The UN named it a World Heritage Monument and invested 21 million dollars to save it from destruction due to poor drainage causing it to slump.
Three more circular terraces on the top are adorned by these hollow stupas inside of which are statues of the Buddha in a variety of classical positions.
In my opinion, the Borobudur Temple is worth making a long detour to visit for it is a world class site along with the likes of Machu Picchu, Teotihuacan, Angkor Wat and the Pyramids.
I arrived in Jakarta a day early to convert psychologically from globetrotter to consultant. I put on my business suit with white shirt and tie and moved into the luxurious Mandarin Orient Hotel where a room had been reserved for me (235$US/night).

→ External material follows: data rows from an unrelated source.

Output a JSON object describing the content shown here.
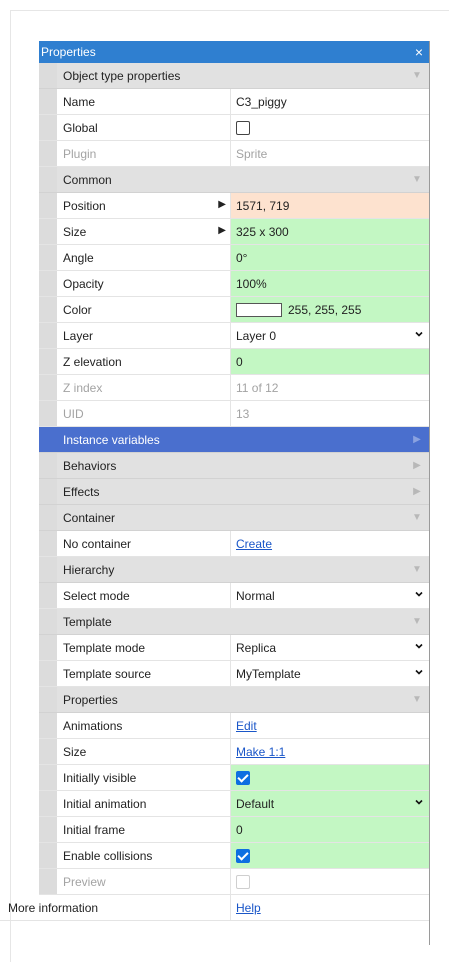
{
  "panel": {
    "title": "Properties",
    "close_glyph": "×"
  },
  "sections": {
    "object_type": "Object type properties",
    "common": "Common",
    "instance_variables": "Instance variables",
    "behaviors": "Behaviors",
    "effects": "Effects",
    "container": "Container",
    "hierarchy": "Hierarchy",
    "template": "Template",
    "properties": "Properties"
  },
  "object_type": {
    "name_label": "Name",
    "name_value": "C3_piggy",
    "global_label": "Global",
    "global_checked": false,
    "plugin_label": "Plugin",
    "plugin_value": "Sprite"
  },
  "common": {
    "position_label": "Position",
    "position_value": "1571, 719",
    "size_label": "Size",
    "size_value": "325 x 300",
    "angle_label": "Angle",
    "angle_value": "0°",
    "opacity_label": "Opacity",
    "opacity_value": "100%",
    "color_label": "Color",
    "color_value": "255, 255, 255",
    "color_swatch": "#ffffff",
    "layer_label": "Layer",
    "layer_value": "Layer 0",
    "zelev_label": "Z elevation",
    "zelev_value": "0",
    "zindex_label": "Z index",
    "zindex_value": "11 of 12",
    "uid_label": "UID",
    "uid_value": "13"
  },
  "container": {
    "label": "No container",
    "link": "Create"
  },
  "hierarchy": {
    "select_label": "Select mode",
    "select_value": "Normal"
  },
  "template": {
    "mode_label": "Template mode",
    "mode_value": "Replica",
    "source_label": "Template source",
    "source_value": "MyTemplate"
  },
  "properties": {
    "anim_label": "Animations",
    "anim_link": "Edit",
    "size_label": "Size",
    "size_link": "Make 1:1",
    "visible_label": "Initially visible",
    "visible_checked": true,
    "initanim_label": "Initial animation",
    "initanim_value": "Default",
    "frame_label": "Initial frame",
    "frame_value": "0",
    "collisions_label": "Enable collisions",
    "collisions_checked": true,
    "preview_label": "Preview"
  },
  "footer": {
    "label": "More information",
    "link": "Help"
  },
  "colors": {
    "titlebar": "#2f7fd0",
    "selected_section": "#4a6fce",
    "changed_green": "#c3f7c3",
    "changed_orange": "#fde2cf",
    "link": "#1a56c8",
    "checkbox_checked": "#0e6fe1"
  }
}
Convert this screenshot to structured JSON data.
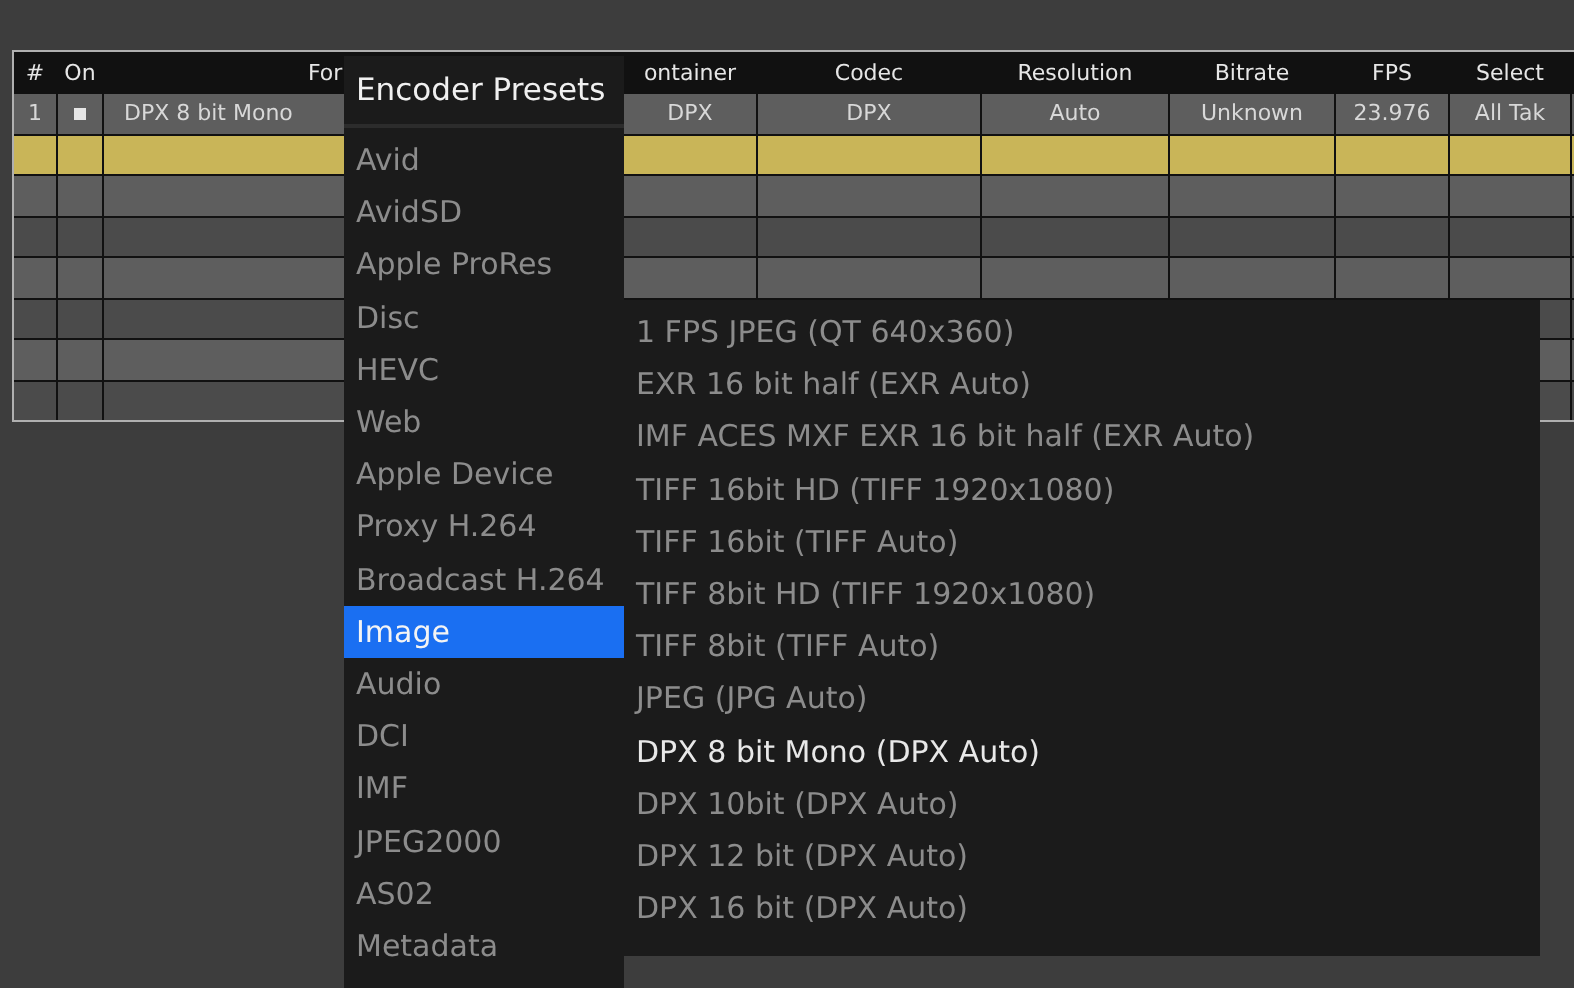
{
  "table": {
    "columns": [
      "#",
      "On",
      "For",
      "ontainer",
      "Codec",
      "Resolution",
      "Bitrate",
      "FPS",
      "Select"
    ],
    "rows": [
      {
        "selected": false,
        "on": true,
        "cells": [
          "1",
          "",
          "DPX 8 bit Mono",
          "DPX",
          "DPX",
          "Auto",
          "Unknown",
          "23.976",
          "All Tak"
        ]
      },
      {
        "selected": true,
        "on": false,
        "cells": []
      },
      {
        "selected": false,
        "on": false,
        "cells": []
      },
      {
        "selected": false,
        "on": false,
        "cells": []
      },
      {
        "selected": false,
        "on": false,
        "cells": []
      },
      {
        "selected": false,
        "on": false,
        "cells": []
      },
      {
        "selected": false,
        "on": false,
        "cells": []
      },
      {
        "selected": false,
        "on": false,
        "cells": []
      }
    ]
  },
  "menu": {
    "title": "Encoder Presets",
    "items": [
      {
        "label": "Avid",
        "selected": false
      },
      {
        "label": "AvidSD",
        "selected": false
      },
      {
        "label": "Apple ProRes",
        "selected": false
      },
      {
        "label": "Disc",
        "selected": false
      },
      {
        "label": "HEVC",
        "selected": false
      },
      {
        "label": "Web",
        "selected": false
      },
      {
        "label": "Apple Device",
        "selected": false
      },
      {
        "label": "Proxy H.264",
        "selected": false
      },
      {
        "label": "Broadcast H.264",
        "selected": false
      },
      {
        "label": "Image",
        "selected": true
      },
      {
        "label": "Audio",
        "selected": false
      },
      {
        "label": "DCI",
        "selected": false
      },
      {
        "label": "IMF",
        "selected": false
      },
      {
        "label": "JPEG2000",
        "selected": false
      },
      {
        "label": "AS02",
        "selected": false
      },
      {
        "label": "Metadata",
        "selected": false
      }
    ]
  },
  "submenu": {
    "items": [
      {
        "label": "1 FPS JPEG  (QT 640x360)",
        "current": false
      },
      {
        "label": "EXR 16 bit half  (EXR Auto)",
        "current": false
      },
      {
        "label": "IMF ACES MXF EXR 16 bit half  (EXR Auto)",
        "current": false
      },
      {
        "label": "TIFF 16bit HD  (TIFF 1920x1080)",
        "current": false
      },
      {
        "label": "TIFF 16bit  (TIFF Auto)",
        "current": false
      },
      {
        "label": "TIFF 8bit HD  (TIFF 1920x1080)",
        "current": false
      },
      {
        "label": "TIFF 8bit  (TIFF Auto)",
        "current": false
      },
      {
        "label": "JPEG  (JPG Auto)",
        "current": false
      },
      {
        "label": "DPX 8 bit Mono  (DPX Auto)",
        "current": true
      },
      {
        "label": "DPX 10bit  (DPX Auto)",
        "current": false
      },
      {
        "label": "DPX 12 bit  (DPX Auto)",
        "current": false
      },
      {
        "label": "DPX 16 bit  (DPX Auto)",
        "current": false
      }
    ]
  }
}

A consultant's work day in Jakarta it is the same as a New Delhi, Islamabad or anywhere else. It boils down to; taxi in the morning from the hotel to the office, lunch with colleagues then back to the office and taxi back to the hotel for an evening's work in comfortable rooms. I wont go into that here.
The work was intellectually challenging and it kept me busy all the time except for one Sunday that I took to visit Old Batavia where, in 1620, the Dutch installed the beachhead from which it would conquer the whole Indonesian archipelago.
I was surprised to learn that these beautiful wooden sailing ships still carry an important part of the freight and passengers between the innumerable islands of the Indonesian archipelago.
After Batavia I visited the interesting "Mini Indonesia" architectural museum that displays the traditional houses and handicrafts of the 27 provinces of Indonesia in a large 100 hectare park south of the city.
This style of house is from south Sumatra.
And so is this rice granary. The exhibits were very well presented. My only regret was not having enough time to visit leisurely.
These houses are from Sulawesi. I had to rush through but I consoled myself by thinking that I would certainly return to visit the various distinctive parts of the huge Indonesian archipelago.